Exercise data Block Start

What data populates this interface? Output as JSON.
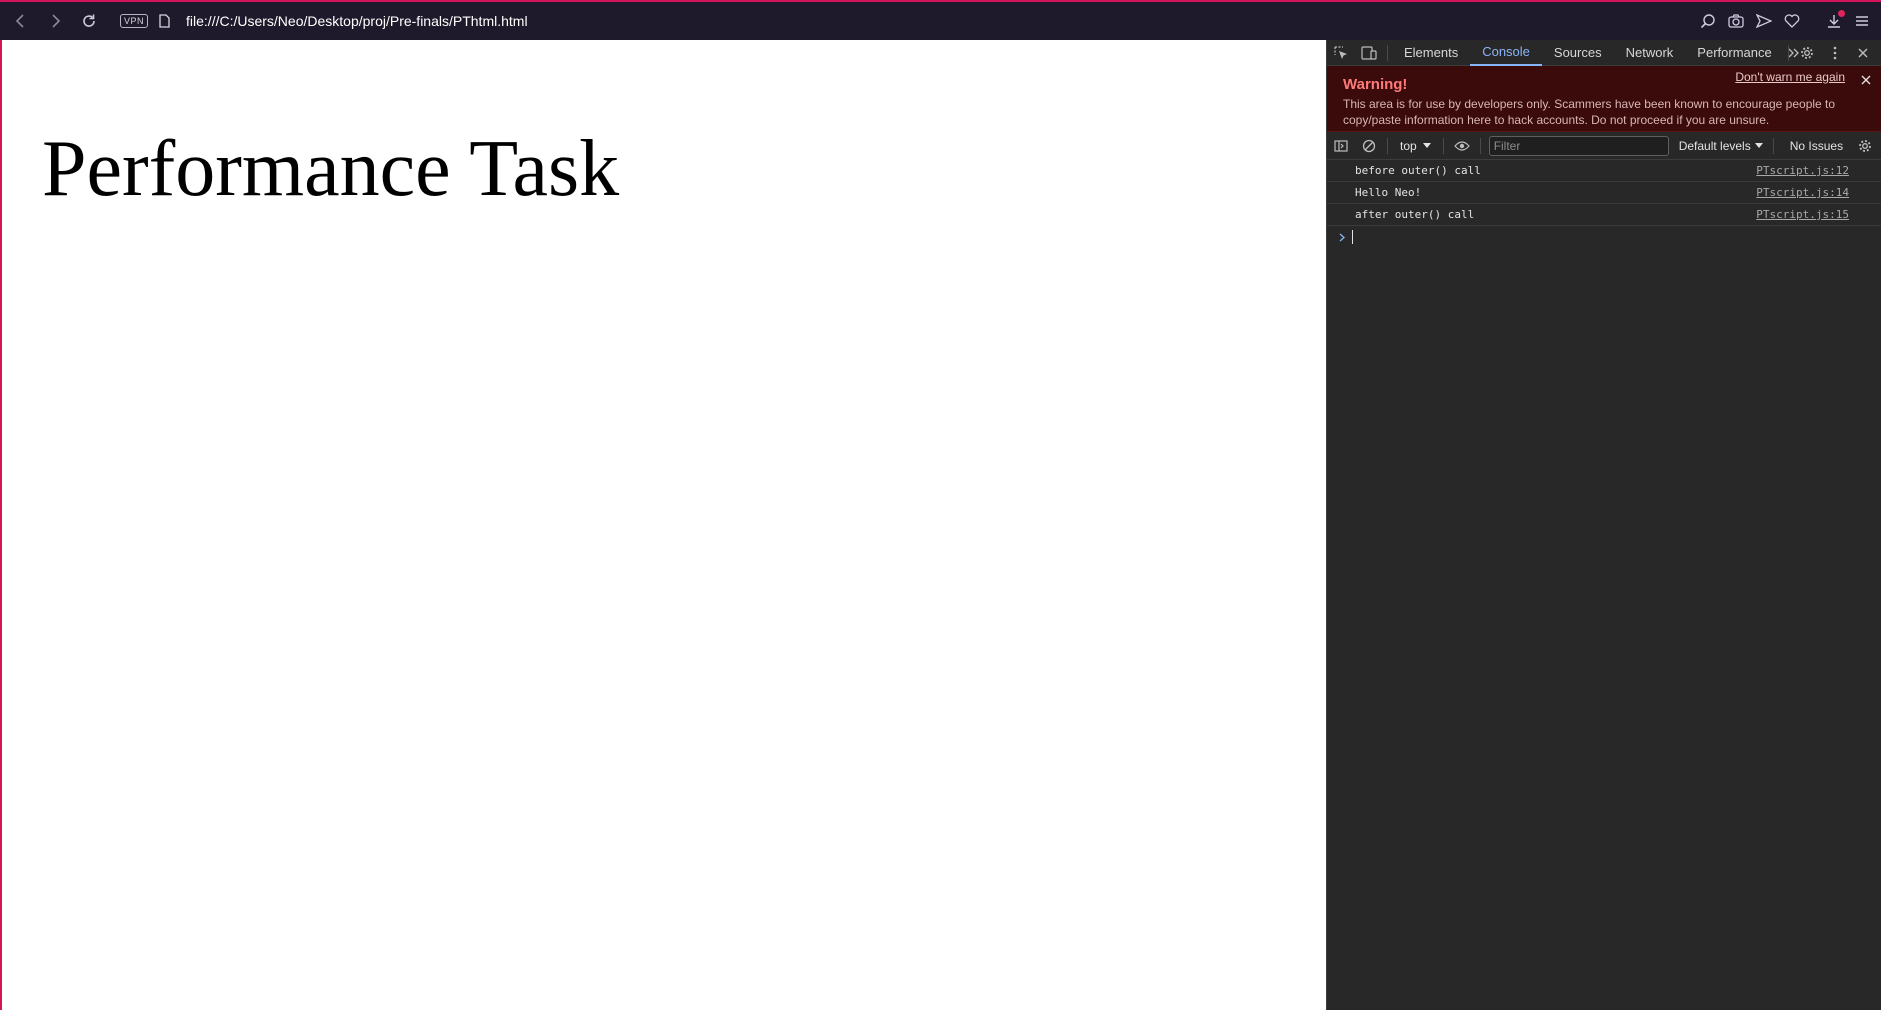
{
  "browser": {
    "address": "file:///C:/Users/Neo/Desktop/proj/Pre-finals/PThtml.html",
    "vpn_label": "VPN",
    "accent_color": "#d4145a"
  },
  "page": {
    "heading": "Performance Task"
  },
  "devtools": {
    "tabs": [
      "Elements",
      "Console",
      "Sources",
      "Network",
      "Performance"
    ],
    "active_tab": "Console",
    "warning": {
      "title": "Warning!",
      "text": "This area is for use by developers only. Scammers have been known to encourage people to copy/paste information here to hack accounts. Do not proceed if you are unsure.",
      "dont_warn": "Don't warn me again"
    },
    "console": {
      "context": "top",
      "filter_placeholder": "Filter",
      "levels": "Default levels",
      "issues": "No Issues",
      "messages": [
        {
          "text": "before outer() call",
          "source": "PTscript.js:12"
        },
        {
          "text": "Hello Neo!",
          "source": "PTscript.js:14"
        },
        {
          "text": "after outer() call",
          "source": "PTscript.js:15"
        }
      ]
    }
  }
}
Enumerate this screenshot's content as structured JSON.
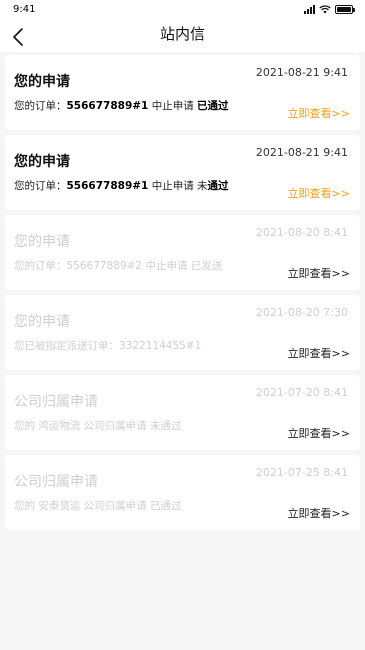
{
  "status_bar": {
    "time": "9:41"
  },
  "nav": {
    "title": "站内信"
  },
  "messages": [
    {
      "title": "您的申请",
      "time": "2021-08-21 9:41",
      "desc_prefix": "您的订单：",
      "desc_bold": "556677889#1",
      "desc_mid": " 中止申请 ",
      "desc_tail": "已通过",
      "link": "立即查看>>"
    },
    {
      "title": "您的申请",
      "time": "2021-08-21 9:41",
      "desc_prefix": "您的订单：",
      "desc_bold": "556677889#1",
      "desc_mid": " 中止申请 未",
      "desc_tail": "通过",
      "link": "立即查看>>"
    },
    {
      "title": "您的申请",
      "time": "2021-08-20 8:41",
      "desc": "您的订单：556677889#2 中止申请 已发送",
      "link": "立即查看>>"
    },
    {
      "title": "您的申请",
      "time": "2021-08-20 7:30",
      "desc": "您已被指定派送订单：3322114455#1",
      "link": "立即查看>>"
    },
    {
      "title": "公司归属申请",
      "time": "2021-07-20 8:41",
      "desc": "您的 鸿运物流 公司归属申请 未通过",
      "link": "立即查看>>"
    },
    {
      "title": "公司归属申请",
      "time": "2021-07-25 8:41",
      "desc": "您的 安泰货运 公司归属申请 已通过",
      "link": "立即查看>>"
    }
  ],
  "colors": {
    "link_accent": "#f5a30a",
    "read_text": "#cfcfcf",
    "background": "#f6f6f6"
  }
}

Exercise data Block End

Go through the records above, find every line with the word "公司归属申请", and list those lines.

Response area
      "title": "公司归属申请",
      "desc": "您的 鸿运物流 公司归属申请 未通过",
      "title": "公司归属申请",
      "desc": "您的 安泰货运 公司归属申请 已通过",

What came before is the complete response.